▸ **WORK TO COMPLETE**
Only lines containing the word "вчера" belong in the answer; copy each one from the records.

▸ **SUPPLIED RECORDS**
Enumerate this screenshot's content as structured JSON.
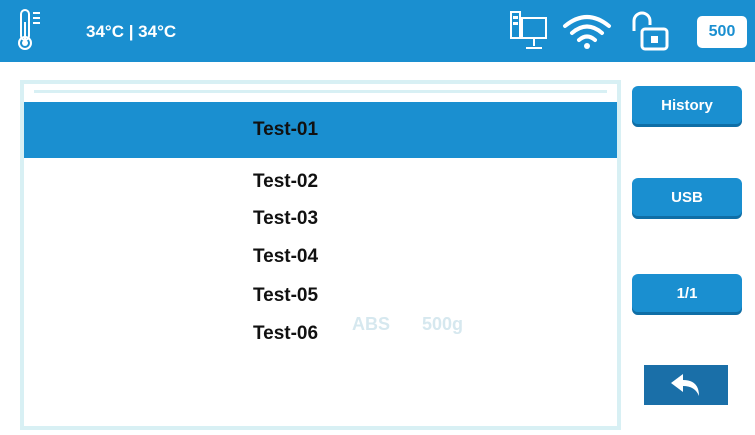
{
  "status_bar": {
    "temperature_text": "34°C | 34°C",
    "capacity_value": "500",
    "icons": [
      "thermometer-icon",
      "network-icon",
      "wifi-icon",
      "unlock-icon"
    ]
  },
  "file_list": {
    "items": [
      {
        "name": "Test-01",
        "selected": true
      },
      {
        "name": "Test-02",
        "selected": false
      },
      {
        "name": "Test-03",
        "selected": false
      },
      {
        "name": "Test-04",
        "selected": false
      },
      {
        "name": "Test-05",
        "selected": false
      },
      {
        "name": "Test-06",
        "selected": false
      }
    ],
    "ghost_material": "ABS",
    "ghost_weight": "500g"
  },
  "side_buttons": {
    "history": "History",
    "usb": "USB",
    "page": "1/1"
  },
  "colors": {
    "accent": "#1a8fd0",
    "panel_border": "#d8f0f4",
    "back_button": "#1a6fa8"
  }
}
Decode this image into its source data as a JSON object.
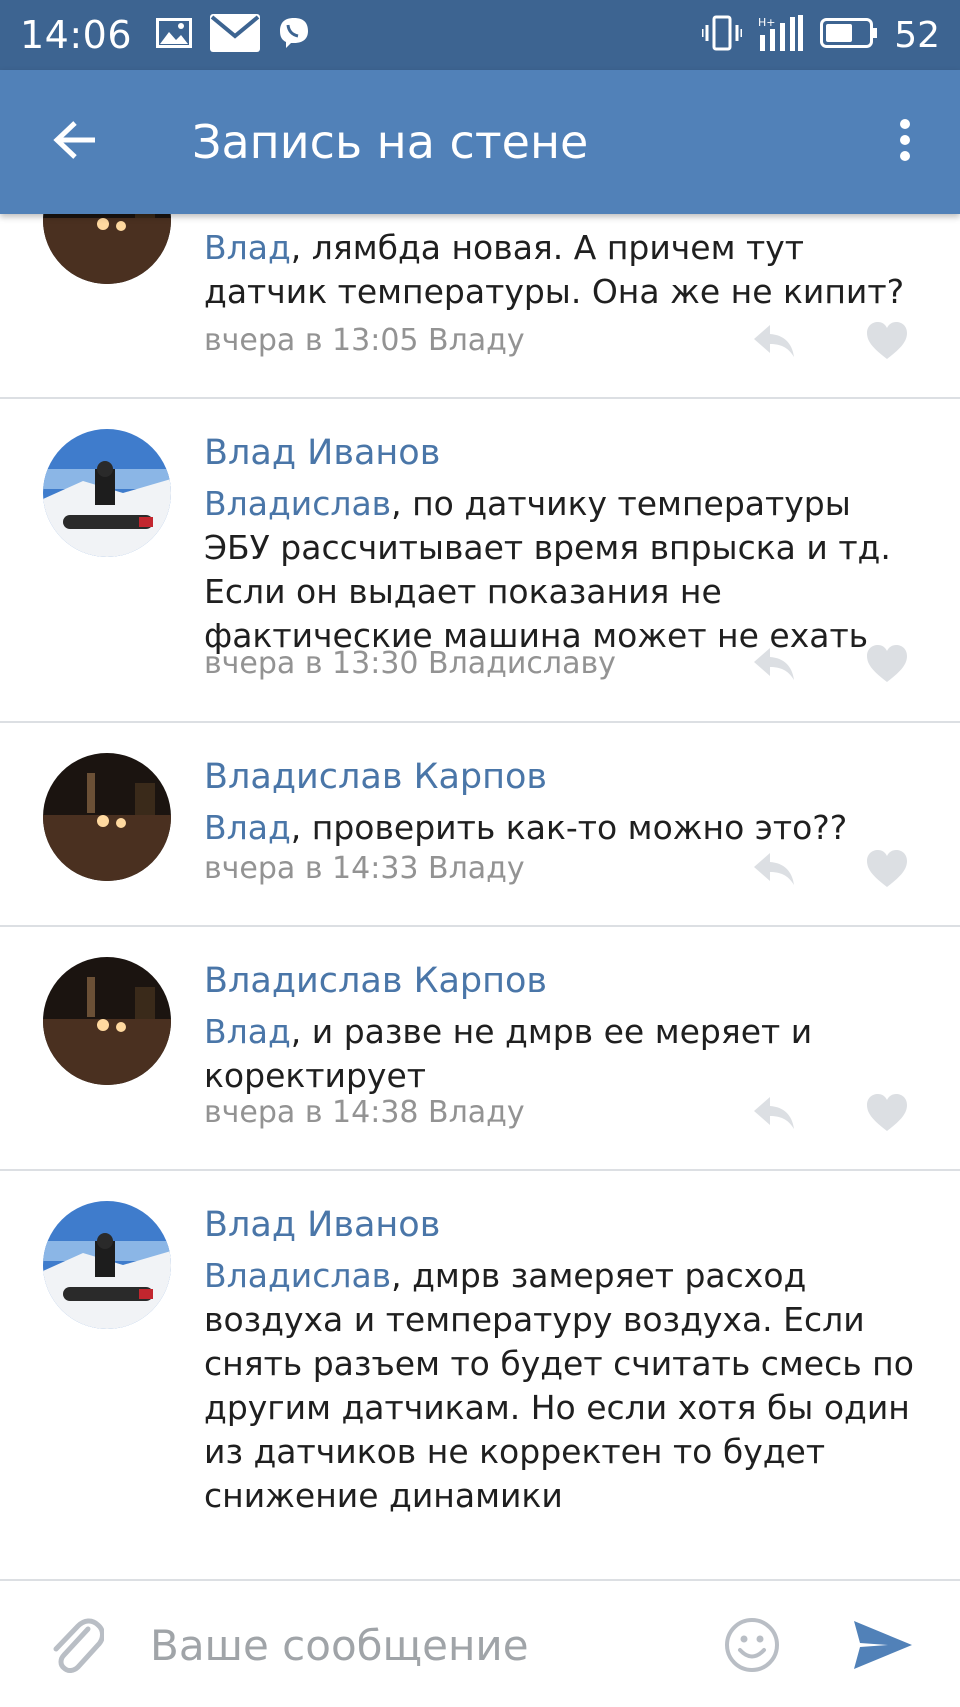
{
  "status_bar": {
    "time": "14:06",
    "battery": "52",
    "icons_left": [
      "gallery-icon",
      "mail-icon",
      "viber-icon"
    ],
    "icons_right": [
      "vibrate-icon",
      "signal-icon",
      "battery-icon"
    ]
  },
  "header": {
    "title": "Запись на стене",
    "back_icon": "arrow-left-icon",
    "menu_icon": "more-vertical-icon",
    "color": "#5181b8"
  },
  "comments": [
    {
      "author": "",
      "mention": "Влад",
      "text": ", лямбда новая.  А причем тут датчик температуры.  Она же не кипит?",
      "lines": [
        "лямбда новая.  А причем тут",
        "датчик температуры.  Она же не кипит?"
      ],
      "meta": "вчера в 13:05 Владу",
      "avatar": "night-road"
    },
    {
      "author": "Влад Иванов",
      "mention": "Владислав",
      "lines": [
        "по датчику температуры",
        "ЭБУ рассчитывает время впрыска и  тд.",
        "Если он выдает показания не",
        "фактические машина может не ехать"
      ],
      "meta": "вчера в 13:30 Владиславу",
      "avatar": "snowboarder"
    },
    {
      "author": "Владислав Карпов",
      "mention": "Влад",
      "lines": [
        "проверить как-то можно это??"
      ],
      "meta": "вчера в 14:33 Владу",
      "avatar": "night-road"
    },
    {
      "author": "Владислав Карпов",
      "mention": "Влад",
      "lines": [
        "и разве не дмрв ее меряет и",
        "коректирует"
      ],
      "meta": "вчера в 14:38 Владу",
      "avatar": "night-road"
    },
    {
      "author": "Влад Иванов",
      "mention": "Владислав",
      "lines": [
        "дмрв замеряет расход",
        "воздуха и температуру воздуха. Если",
        "снять разъем то будет считать смесь по",
        "другим датчикам. Но если хотя бы один",
        "из датчиков не корректен то будет",
        "снижение динамики"
      ],
      "meta": "",
      "avatar": "snowboarder"
    }
  ],
  "composer": {
    "placeholder": "Ваше сообщение",
    "attach_icon": "paperclip-icon",
    "emoji_icon": "smiley-icon",
    "send_icon": "send-icon"
  },
  "colors": {
    "accent": "#5181b8",
    "status_bar": "#3d6491",
    "link": "#4a76a8",
    "meta": "#939393",
    "divider": "#dcdfe3"
  }
}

▸ **YOUR SOLUTION**
      "meta": "вчера в 13:05 Владу",
      "meta": "вчера в 13:30 Владиславу",
      "meta": "вчера в 14:33 Владу",
      "meta": "вчера в 14:38 Владу",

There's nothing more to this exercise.